**Exercise brief:** Copy out, from the data, each line containing the string "image".

**Data to use:**
_ _ _ _ _ _ _

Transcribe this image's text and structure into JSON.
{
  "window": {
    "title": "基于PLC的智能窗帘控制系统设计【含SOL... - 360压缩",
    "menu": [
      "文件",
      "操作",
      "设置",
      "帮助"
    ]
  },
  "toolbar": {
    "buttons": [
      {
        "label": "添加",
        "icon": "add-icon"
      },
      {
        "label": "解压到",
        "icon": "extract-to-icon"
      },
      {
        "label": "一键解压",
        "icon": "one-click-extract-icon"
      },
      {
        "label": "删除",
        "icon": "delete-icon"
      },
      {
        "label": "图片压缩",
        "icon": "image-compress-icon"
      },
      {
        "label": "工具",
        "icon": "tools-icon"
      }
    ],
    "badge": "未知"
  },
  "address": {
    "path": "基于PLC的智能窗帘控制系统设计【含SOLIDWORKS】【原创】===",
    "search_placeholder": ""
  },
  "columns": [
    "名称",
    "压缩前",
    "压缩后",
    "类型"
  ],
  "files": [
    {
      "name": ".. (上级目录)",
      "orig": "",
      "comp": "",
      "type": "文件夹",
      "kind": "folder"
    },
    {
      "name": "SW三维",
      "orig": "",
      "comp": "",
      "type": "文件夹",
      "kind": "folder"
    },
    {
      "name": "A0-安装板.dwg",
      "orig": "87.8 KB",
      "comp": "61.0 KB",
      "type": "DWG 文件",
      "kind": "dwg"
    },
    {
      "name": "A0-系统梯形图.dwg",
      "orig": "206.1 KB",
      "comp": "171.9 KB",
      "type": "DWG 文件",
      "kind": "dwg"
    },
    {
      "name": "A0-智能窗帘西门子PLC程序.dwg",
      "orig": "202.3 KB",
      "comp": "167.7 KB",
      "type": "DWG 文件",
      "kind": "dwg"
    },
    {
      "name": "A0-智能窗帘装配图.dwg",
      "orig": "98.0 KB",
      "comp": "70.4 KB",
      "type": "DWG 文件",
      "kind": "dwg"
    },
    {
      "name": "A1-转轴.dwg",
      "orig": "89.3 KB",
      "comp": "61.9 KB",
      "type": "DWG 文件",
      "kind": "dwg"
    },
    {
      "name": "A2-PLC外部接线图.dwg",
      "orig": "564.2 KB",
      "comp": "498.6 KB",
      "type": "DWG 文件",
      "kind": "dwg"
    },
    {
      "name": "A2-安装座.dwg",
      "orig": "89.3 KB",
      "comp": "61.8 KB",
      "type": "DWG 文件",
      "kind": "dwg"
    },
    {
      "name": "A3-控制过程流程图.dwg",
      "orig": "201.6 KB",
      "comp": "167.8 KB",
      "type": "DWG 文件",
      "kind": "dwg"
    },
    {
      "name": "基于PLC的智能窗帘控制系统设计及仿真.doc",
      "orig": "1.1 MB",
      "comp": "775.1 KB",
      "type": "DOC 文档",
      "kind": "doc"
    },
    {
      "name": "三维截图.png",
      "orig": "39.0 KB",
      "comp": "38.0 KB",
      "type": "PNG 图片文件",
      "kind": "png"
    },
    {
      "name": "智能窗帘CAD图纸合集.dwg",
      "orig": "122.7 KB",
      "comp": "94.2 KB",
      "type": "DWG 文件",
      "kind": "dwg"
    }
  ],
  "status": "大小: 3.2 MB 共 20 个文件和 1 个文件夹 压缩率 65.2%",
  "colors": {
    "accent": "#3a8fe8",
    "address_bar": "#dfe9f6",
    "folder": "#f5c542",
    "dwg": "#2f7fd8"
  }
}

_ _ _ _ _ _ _

**Reply:**
Transcribe this image's text and structure into JSON.
        "icon": "image-compress-icon"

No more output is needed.